Stealth Arms makes a good jig for finishing a receiver by hand (plus a drill). Matrix Precision also makes very good 1911 jigs for finishing a receiver by hand. I have both. The matrix ones are more expensive but make it a lot easier to finish one by hand. There are jigs for using machine shop tools as well but I dont have a milling machine.

search for "mosinvirus" on youtube. He has videos where he makes several 1911's and gives very good step by step instructions

Here is the first one I did.

Reply to this post

Back to top Alert abuse Link here Permalink


Response to bolus (Reply #10)

Fri Jul 1, 2016, 01:31 PM

11. +1

Thanks for the info. Nice looking pistol too

Reply to this post

Back to top Alert abuse Link here Permalink

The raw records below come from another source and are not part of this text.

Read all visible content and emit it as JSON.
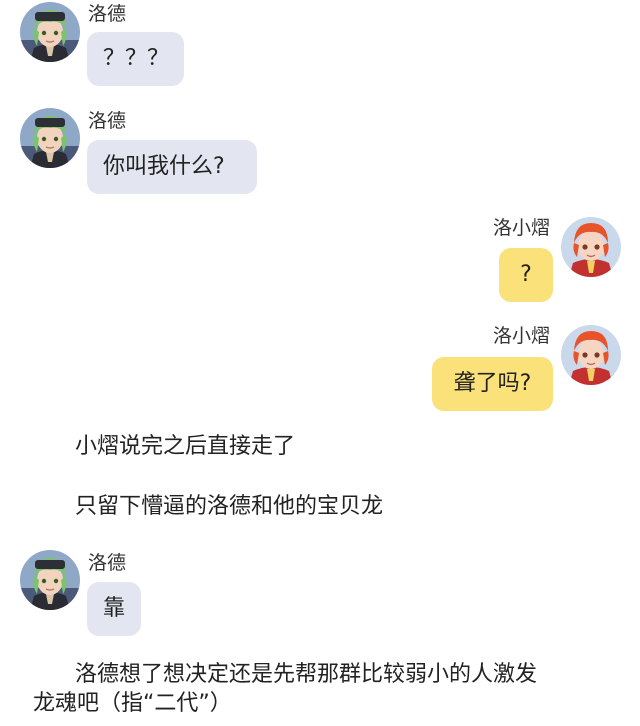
{
  "colors": {
    "left_bubble": "#e3e6f0",
    "right_bubble": "#fbe17a",
    "page_background": "#ffffff"
  },
  "messages": [
    {
      "side": "left",
      "sender": "洛德",
      "avatar": "green-hair-boy-avatar",
      "text": "？？？"
    },
    {
      "side": "left",
      "sender": "洛德",
      "avatar": "green-hair-boy-avatar",
      "text": "你叫我什么?"
    },
    {
      "side": "right",
      "sender": "洛小熠",
      "avatar": "red-hair-boy-avatar",
      "text": "?"
    },
    {
      "side": "right",
      "sender": "洛小熠",
      "avatar": "red-hair-boy-avatar",
      "text": "聋了吗?"
    },
    {
      "side": "left",
      "sender": "洛德",
      "avatar": "green-hair-boy-avatar",
      "text": "靠"
    }
  ],
  "narration": {
    "line1": "小熠说完之后直接走了",
    "line2": "只留下懵逼的洛德和他的宝贝龙",
    "line3a": "洛德想了想决定还是先帮那群比较弱小的人激发",
    "line3b": "龙魂吧（指“二代”）"
  }
}
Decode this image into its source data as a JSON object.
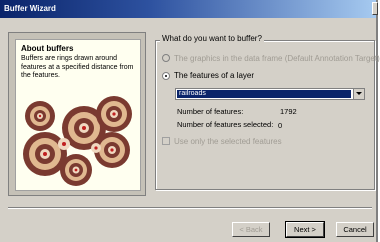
{
  "window": {
    "title": "Buffer Wizard"
  },
  "info": {
    "title": "About buffers",
    "text": "Buffers are rings drawn around features at a specified distance from the features."
  },
  "question": {
    "label": "What do you want to buffer?"
  },
  "options": [
    {
      "label": "The graphics in the data frame  (Default Annotation Target)",
      "checked": false,
      "enabled": false
    },
    {
      "label": "The features of a layer",
      "checked": true,
      "enabled": true
    }
  ],
  "layer_select": {
    "selected": "railroads"
  },
  "stats": {
    "num_features_label": "Number of features:",
    "num_features_value": "1792",
    "num_selected_label": "Number of features selected:",
    "num_selected_value": "0"
  },
  "use_selected": {
    "label": "Use only the selected features",
    "checked": false,
    "enabled": false
  },
  "buttons": {
    "back": "< Back",
    "next": "Next >",
    "cancel": "Cancel"
  },
  "colors": {
    "buffer_ring": "#8b4a3c",
    "buffer_fill": "#e8c8a0",
    "selection": "#0a246a"
  }
}
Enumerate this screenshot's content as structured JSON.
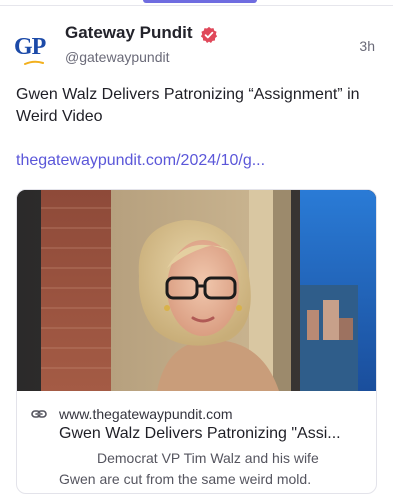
{
  "post": {
    "author_name": "Gateway Pundit",
    "handle": "@gatewaypundit",
    "timestamp": "3h",
    "avatar_initials": "GP",
    "text": "Gwen Walz Delivers Patronizing “Assignment” in Weird Video",
    "link_text": "thegatewaypundit.com/2024/10/g..."
  },
  "card": {
    "domain": "www.thegatewaypundit.com",
    "title": "Gwen Walz Delivers Patronizing \"Assi...",
    "description_line1": "Democrat VP Tim Walz and his wife",
    "description_line2": "Gwen are cut from the same weird mold."
  },
  "colors": {
    "accent": "#6f6ce0",
    "link": "#5b57d9",
    "verified_badge": "#e0485a",
    "avatar_brand": "#1c4aa8"
  },
  "icons": {
    "verified": "verified-badge-icon",
    "link": "link-icon"
  }
}
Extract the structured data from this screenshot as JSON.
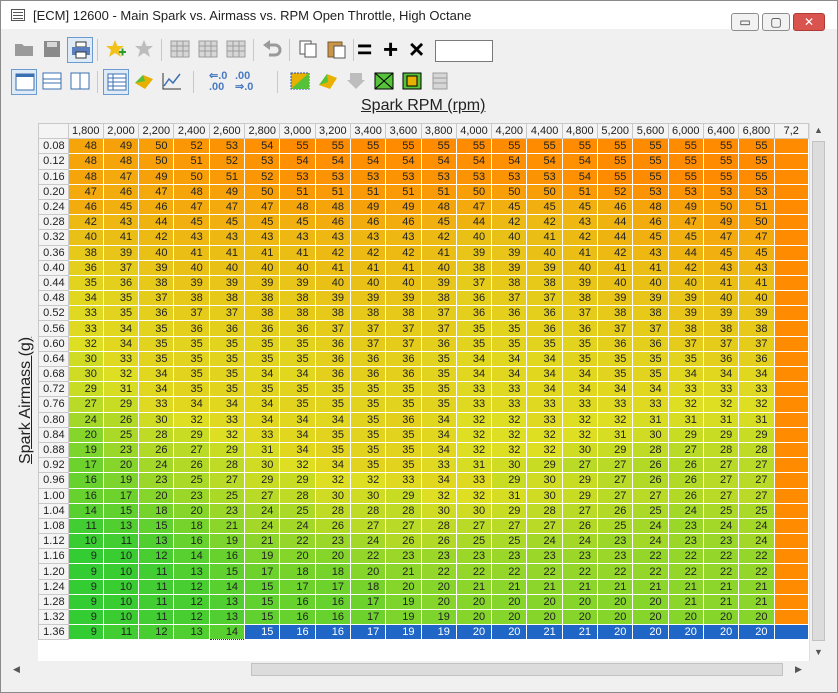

Response to Just reading posts (Original post)

Fri Jul 1, 2016, 01:42 PM

12. Banned in California yet?

 

With technology evolving as fast as it is, the legislature and Gov. Brown may need to get Leland Yee a pardon, so he can help them draft more control legislation to keep everyone "safe".

While they're at it better ban aluminum assault billets too.

Reply to this post

Back to top Alert abuse Link here Permalink


Response to DonP (Reply #12)

Fri Jul 1, 2016, 02:21 PM

13. Banning technologies. California. The two don't seem to match.

 

Reply to this post

Back to top Alert abuse Link here Permalink


Response to Eleanors38 (Reply #13)

Fri Jul 1, 2016, 03:57 PM

14. Kinda like banning sliced bread

 

Never dawns on the California brain trust that the Genie just ain't going back in that bottle, no matter how many laws they pass.

Just like Cook County, passed a law with a $25 surcharge on every firearms sold in the County and their budget counted on $2 million in revenue from that, from the 5 gun stores still within County limits.

Guess what? The real "take" was way less than $200,00 for almost 2 years and they are scratching their pointy little heads about the "shortfall". It's the same thing with hiking the taxes on gasoline.

People, including me, voted with our feet and wallets.

Reply to this post

Back to top Alert abuse Link here Permalink

Reply to this thread